Top national security officials from Japan, the United States and South Korea have reaffirmed their cooperation toward denuclearizing North Korea.
US National Security Advisor Jake Sullivan, the Secretary General of Japan's National Security Secretariat, Kitamura Shigeru, and South Korea's National Security Office Director Suh Hoon met on Friday at the US Naval Academy in the US state of Maryland. It was their first in-person meeting since US President Joe Biden took office.
The White House released a statement after the meeting, which says the officials consulted on the US review of its North Korea policy.
The statement says, "The national security advisors shared their concerns about North Korea's nuclear and ballistic missile programs and reaffirmed their commitment to address and resolve these issues through concerted trilateral cooperation towards denuclearization."
The statement says the officials agreed on the need to cooperate in order to strengthen deterrence and maintain peace and stability on the Korean Peninsula.
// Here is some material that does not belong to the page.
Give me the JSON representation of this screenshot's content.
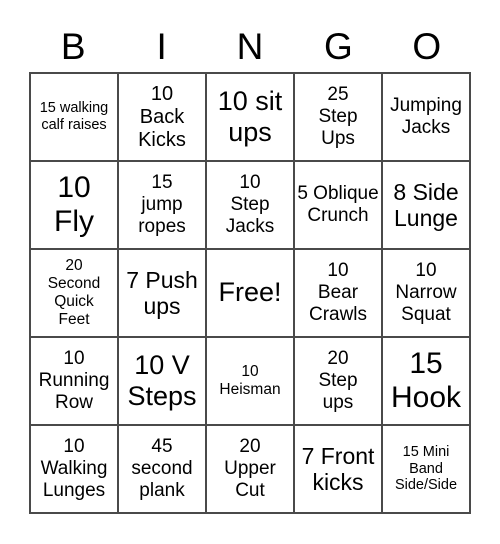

The Biden administration says it will soon complete its review of its North Korea policy. Washington has said it is prepared to deal with Pyongyang through some form of diplomacy.
The officials also discussed the importance of swiftly resolving the abductions of foreign nationals by North Korea, as well as combatting COVID-19 and climate change.
The statement says Japan and South Korea "underscored the importance of their bilateral ties and trilateral cooperation to the security of our citizens, the region and the world."